## Problem requirements
Scan the records and identify every line in which the string "mono" occurs, then return those lines.

## Stored data
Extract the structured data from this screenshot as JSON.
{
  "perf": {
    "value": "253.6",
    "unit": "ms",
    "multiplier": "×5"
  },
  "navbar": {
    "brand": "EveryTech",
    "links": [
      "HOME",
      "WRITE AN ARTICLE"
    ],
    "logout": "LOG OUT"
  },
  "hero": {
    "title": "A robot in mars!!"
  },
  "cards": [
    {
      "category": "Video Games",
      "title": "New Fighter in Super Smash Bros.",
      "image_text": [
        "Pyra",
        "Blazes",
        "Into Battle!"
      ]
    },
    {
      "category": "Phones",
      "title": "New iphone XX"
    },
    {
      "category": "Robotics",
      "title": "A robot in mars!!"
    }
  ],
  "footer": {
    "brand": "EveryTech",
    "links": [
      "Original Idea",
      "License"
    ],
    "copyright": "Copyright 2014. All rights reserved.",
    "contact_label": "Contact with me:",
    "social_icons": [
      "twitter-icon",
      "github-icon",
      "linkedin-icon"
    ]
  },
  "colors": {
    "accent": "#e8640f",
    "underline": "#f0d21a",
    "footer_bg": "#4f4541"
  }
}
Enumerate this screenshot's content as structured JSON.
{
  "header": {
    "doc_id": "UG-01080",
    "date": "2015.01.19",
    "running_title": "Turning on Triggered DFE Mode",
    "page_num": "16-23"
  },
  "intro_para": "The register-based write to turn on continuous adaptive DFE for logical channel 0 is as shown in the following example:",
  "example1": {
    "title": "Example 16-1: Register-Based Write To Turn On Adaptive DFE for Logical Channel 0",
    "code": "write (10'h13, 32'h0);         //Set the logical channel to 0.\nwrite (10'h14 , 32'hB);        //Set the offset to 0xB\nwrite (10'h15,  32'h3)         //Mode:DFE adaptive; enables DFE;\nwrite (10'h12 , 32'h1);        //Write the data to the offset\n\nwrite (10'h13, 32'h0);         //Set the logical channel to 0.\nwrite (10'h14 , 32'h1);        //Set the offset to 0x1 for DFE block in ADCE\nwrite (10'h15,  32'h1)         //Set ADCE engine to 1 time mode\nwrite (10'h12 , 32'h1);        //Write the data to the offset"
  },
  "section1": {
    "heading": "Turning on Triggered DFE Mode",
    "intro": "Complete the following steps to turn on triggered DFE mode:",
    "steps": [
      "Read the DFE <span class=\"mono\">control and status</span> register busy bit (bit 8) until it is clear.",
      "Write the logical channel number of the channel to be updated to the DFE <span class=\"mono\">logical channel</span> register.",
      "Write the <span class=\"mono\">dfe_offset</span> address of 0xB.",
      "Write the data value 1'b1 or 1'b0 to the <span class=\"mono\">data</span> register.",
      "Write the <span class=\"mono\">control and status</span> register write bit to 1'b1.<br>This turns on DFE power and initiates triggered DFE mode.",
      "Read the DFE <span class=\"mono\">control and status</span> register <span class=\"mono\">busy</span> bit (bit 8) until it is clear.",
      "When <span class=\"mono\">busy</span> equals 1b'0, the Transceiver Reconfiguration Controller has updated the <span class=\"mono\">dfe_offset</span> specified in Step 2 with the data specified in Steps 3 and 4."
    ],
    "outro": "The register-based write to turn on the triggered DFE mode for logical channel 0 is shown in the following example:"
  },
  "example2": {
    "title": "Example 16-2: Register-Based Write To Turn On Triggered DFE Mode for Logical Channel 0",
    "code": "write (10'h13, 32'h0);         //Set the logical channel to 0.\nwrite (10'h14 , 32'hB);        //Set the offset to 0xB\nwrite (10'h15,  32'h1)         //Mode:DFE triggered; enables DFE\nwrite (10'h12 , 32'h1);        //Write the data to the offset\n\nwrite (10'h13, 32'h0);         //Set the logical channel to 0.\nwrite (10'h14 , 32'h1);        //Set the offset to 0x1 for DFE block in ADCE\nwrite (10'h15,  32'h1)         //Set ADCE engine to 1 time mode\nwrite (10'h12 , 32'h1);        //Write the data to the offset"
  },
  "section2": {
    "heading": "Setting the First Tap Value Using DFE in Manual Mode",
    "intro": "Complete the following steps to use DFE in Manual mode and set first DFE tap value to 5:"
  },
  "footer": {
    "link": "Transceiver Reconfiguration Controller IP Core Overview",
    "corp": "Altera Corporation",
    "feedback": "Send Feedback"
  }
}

## Solution to the problem
      "Read the DFE <span class=\"mono\">control and status</span> register busy bit (bit 8) until it is clear.",
      "Write the logical channel number of the channel to be updated to the DFE <span class=\"mono\">logical channel</span> register.",
      "Write the <span class=\"mono\">dfe_offset</span> address of 0xB.",
      "Write the data value 1'b1 or 1'b0 to the <span class=\"mono\">data</span> register.",
      "Write the <span class=\"mono\">control and status</span> register write bit to 1'b1.<br>This turns on DFE power and initiates triggered DFE mode.",
      "Read the DFE <span class=\"mono\">control and status</span> register <span class=\"mono\">busy</span> bit (bit 8) until it is clear.",
      "When <span class=\"mono\">busy</span> equals 1b'0, the Transceiver Reconfiguration Controller has updated the <span class=\"mono\">dfe_offset</span> specified in Step 2 with the data specified in Steps 3 and 4."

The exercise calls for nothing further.